You weren’t that keen on marriage, but it was important to me, so you went along with it. At first you didn’t want to tell anyone at all, but everyone noticed your ring at work the next day. Years later, you couldn’t imagine not being married me, but I’m getting ahead of myself.
On the day, we arrived at the Registry Office, me in my pink suit and you, quite informal, in a black shirt and cream jeans. We were greeted by your parents and your sister, whom you hadn’t invited. She came along anyway to see her brother on his big day. After the ceremony was over, she surprised us with a gift – a two-hour lunch cruise on a replica of the Endeavour. We made our way to Darling Harbour and boarded the boat.
That evening, your parents came to our place for dinner. Your father noticed that I was doing my best to impress them. He was so happy his son had ‘finally settled down.’ We didn’t know then, that in four months’ time he would collapse in a supermarket and never regain consciousness. Afterwards, you often remarked that it was rare to see your father as proud as he was on our wedding day.
By our third anniversary you were holding our sixteen-day old daughter. It was love at first sight and you never stopped loving her with all your heart. Fatherhood suited you. The two of you adored each other in ways that is only comprehensible to daughters and their fathers. I should know, I had a father like that.
While you loved us wholeheartedly, you were never much good at making decisions. They were left up to me. Or, according to you, I never gave you enough time to think things through. I was impulsive and driven. My nesting instincts kicked in once our daughter was born. Although you felt harried, you always went along with my decisions in the end. It turned out that I was pretty good at making the right ones. You, on the other hand, were good at keeping me grounded and working out the logistics. Practicality has never been my strong suit.
Our lives went on and we became steadfast partners. We were like hands that fitted into well-worn gloves, comfortable and warmed by each other’s presence. Without much need for discussion, we agreed on how to raise our child, what mattered most in life and were buoyed by the ideals that sustained us. Our house was a place where academic discourse could dominate dinner conversations, yet humour and laughter were never far away.
We had a magical year in Switzerland shortly after you were diagnosed with melanoma. A disease you would eventually refer to as ‘the bastard’. That year, we were still clinging to the life-raft of hope.
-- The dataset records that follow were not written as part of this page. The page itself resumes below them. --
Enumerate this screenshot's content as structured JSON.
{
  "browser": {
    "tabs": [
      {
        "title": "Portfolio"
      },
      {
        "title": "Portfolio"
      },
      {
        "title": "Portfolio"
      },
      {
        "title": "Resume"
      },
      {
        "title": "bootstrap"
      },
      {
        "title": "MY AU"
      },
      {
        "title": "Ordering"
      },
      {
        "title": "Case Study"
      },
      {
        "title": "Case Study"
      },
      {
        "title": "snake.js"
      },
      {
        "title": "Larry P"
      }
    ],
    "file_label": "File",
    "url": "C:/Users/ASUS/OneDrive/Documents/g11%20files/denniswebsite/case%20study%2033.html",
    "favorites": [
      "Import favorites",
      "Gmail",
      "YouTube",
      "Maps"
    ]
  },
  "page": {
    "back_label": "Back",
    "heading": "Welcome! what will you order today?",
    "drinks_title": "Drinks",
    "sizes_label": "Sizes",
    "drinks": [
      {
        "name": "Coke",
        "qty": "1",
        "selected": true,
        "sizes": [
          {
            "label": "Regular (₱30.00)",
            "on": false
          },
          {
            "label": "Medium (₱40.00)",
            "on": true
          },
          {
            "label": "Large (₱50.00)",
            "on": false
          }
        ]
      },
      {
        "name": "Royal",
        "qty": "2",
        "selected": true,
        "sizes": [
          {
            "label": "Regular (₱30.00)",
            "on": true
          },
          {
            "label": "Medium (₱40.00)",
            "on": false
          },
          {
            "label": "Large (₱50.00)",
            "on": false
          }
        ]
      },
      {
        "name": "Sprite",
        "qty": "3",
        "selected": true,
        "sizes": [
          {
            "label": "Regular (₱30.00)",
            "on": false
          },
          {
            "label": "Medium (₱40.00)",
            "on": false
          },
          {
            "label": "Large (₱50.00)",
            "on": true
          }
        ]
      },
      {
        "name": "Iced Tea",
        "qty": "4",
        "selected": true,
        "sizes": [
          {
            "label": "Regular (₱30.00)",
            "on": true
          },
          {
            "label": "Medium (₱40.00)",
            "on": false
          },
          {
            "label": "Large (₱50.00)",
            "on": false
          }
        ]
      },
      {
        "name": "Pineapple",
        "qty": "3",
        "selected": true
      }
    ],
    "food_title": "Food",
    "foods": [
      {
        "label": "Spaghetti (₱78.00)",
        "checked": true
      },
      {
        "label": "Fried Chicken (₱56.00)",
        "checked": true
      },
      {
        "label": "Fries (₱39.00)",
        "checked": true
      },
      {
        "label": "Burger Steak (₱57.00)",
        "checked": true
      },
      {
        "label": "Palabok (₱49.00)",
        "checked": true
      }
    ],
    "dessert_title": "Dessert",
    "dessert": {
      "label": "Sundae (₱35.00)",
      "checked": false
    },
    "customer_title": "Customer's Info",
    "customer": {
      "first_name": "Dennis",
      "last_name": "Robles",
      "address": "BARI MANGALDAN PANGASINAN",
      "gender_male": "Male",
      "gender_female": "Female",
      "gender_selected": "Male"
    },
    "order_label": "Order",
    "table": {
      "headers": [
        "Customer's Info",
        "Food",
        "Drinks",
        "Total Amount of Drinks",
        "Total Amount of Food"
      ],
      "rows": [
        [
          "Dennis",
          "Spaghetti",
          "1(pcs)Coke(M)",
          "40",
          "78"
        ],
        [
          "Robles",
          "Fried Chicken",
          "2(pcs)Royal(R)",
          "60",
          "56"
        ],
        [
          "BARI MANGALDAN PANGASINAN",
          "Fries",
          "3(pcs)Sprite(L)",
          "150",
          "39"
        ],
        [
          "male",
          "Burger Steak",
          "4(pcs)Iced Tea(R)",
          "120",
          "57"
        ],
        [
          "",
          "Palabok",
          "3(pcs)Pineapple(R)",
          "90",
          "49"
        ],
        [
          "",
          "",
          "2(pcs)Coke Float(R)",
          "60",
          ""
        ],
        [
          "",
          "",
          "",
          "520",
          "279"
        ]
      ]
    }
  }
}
I was working as an exchange teacher, and you took leave to write your PhD. We explored every corner of Switzerland on weekends, and you relaxed into your role as the house husband who shopped, cooked and cleaned while writing the next chapters of your thesis. We both wished that the year would never end.
It wasn’t too long after our return that ‘the bastard’ began to eat its way through your body. Quite by accident we discovered it had attacked one of your lungs. The chest pains I thought were a heart problem turned out to be the spreading cancer. You never quite recovered after the next operation. Although you bravely attempted to return to work, you collapsed on the train on your first day back. After that, it was a quick downward spiral. None of us could have imagined how quick it would be.
You were quite unwell at your last Christmas with us, but you did your best not to show it. You even took our daughter on a long bush walk a week later. A fortnight after that, you were unable to make it to bathroom unaided.
We decided the hospital was unable to help us with what lay ahead and thankfully they didn’t argue. I took you home on the Wednesday and by Friday morning we were saying goodbye as you laboured your last breaths. It was both a beautiful and at the same time agonisingly confronting experience. We held your hand, told you we loved you and let you go. Your dog came, licked your hand, lay upon you, and would not leave. It was heartbreaking to witness.
Twenty-eight days later would have been our 19th wedding anniversary and on the 10th of February this year, it we would have been our 30th. I raise my glass to you.